In September 2022, Carrasco, Chavira and retired Sgt. Linda Hanner met with City Manager Tommy Gonzalez, Human Resources representatives and other city staff to raise their concerns. In advance of that meeting, they sent another memo outlining a broad array of policy suggestions to improve the department’s culture and policies.

Nothing has come of their meeting with Gonzalez, Carrasco said. “We talked to him about everything, and he listened. But I never received follow up.” Gonzalez was fired by City Council in February but remains on the job through late June.

This spring, the detective also tried without success to get the police union to push for paid parental leave in its collective bargaining negotiations with the city. The union did not respond to an interview request seeking to discuss the detective’s claims or the gender discrimination lawsuits filed against it years earlier.

“It’s so hard to stay motivated and hopeful that some sort of change will happen,” the detective said, noting that the department does not need to wait for a new police chief to enact that change.

“Any (assistant) chief could go down to the Planning and Research department and say, ‘Hey – the sexual harassment, our officers’ off-duty conduct, is unacceptable. I need you guys to create a policy that directly reflects this in our stance or views on this type of behavior.’ And they haven’t.”

The detective, for her part, is not waiting on department leadership. This month, she passed a Texas Commission on Law Enforcement certification test, paving the way for her to start designing curriculum for the department. She wants her first training course to center on the psychological impact for victims of sexual misconduct – a topic that hits close to home.

It could be a long time before she’s able to teach that course. In September, a city spokesperson pointed to a new “Women in Policing” course as an example of EPPD’s efforts to support women officers; the course had been in development since 2018, and would start that very month, the city told El Paso Matters.
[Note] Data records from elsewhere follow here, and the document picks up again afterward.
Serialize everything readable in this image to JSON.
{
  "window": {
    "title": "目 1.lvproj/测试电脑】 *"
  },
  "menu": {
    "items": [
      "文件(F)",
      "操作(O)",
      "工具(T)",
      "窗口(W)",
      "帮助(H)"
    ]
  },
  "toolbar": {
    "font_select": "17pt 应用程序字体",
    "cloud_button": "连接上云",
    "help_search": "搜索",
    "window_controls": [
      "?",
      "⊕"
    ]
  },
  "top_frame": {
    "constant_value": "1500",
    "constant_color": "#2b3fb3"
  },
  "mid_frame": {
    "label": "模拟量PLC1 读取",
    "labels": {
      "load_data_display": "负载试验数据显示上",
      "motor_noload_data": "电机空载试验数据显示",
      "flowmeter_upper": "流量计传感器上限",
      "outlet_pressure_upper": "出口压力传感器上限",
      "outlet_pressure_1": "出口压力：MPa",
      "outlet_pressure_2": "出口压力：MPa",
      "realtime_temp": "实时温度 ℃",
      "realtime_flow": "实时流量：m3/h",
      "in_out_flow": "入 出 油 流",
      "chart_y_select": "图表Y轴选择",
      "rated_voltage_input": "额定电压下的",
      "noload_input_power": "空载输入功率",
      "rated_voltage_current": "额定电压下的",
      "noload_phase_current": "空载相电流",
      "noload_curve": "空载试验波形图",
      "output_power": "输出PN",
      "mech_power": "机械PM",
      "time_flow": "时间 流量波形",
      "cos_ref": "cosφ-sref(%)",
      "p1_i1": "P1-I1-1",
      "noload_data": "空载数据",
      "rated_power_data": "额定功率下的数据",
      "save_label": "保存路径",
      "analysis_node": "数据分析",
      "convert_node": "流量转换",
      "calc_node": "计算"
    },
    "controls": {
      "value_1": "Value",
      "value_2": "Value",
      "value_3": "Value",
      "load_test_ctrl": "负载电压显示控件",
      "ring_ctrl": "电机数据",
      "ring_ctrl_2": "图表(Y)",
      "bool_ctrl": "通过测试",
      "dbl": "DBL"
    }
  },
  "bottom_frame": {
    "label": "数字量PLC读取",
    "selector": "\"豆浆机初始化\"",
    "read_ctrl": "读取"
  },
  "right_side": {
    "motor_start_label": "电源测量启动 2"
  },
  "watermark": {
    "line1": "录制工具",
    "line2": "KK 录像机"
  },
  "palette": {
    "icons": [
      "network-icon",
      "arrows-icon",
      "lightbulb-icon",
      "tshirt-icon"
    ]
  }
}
Follow up records requests show that as of March, that course still hadn’t been offered.

The detective is well aware of such obstacles, but is still intent that a course she teaches might one day contribute to change.

“If I get to that point, I’ll feel more empowered than anything,” she said. “I’ll have reached the point where I’m going to tell these officers – and I’m not going to know who agrees and who doesn’t – but I am at least going to have a platform now to say, ‘This is wrong,’ – and say it loud.”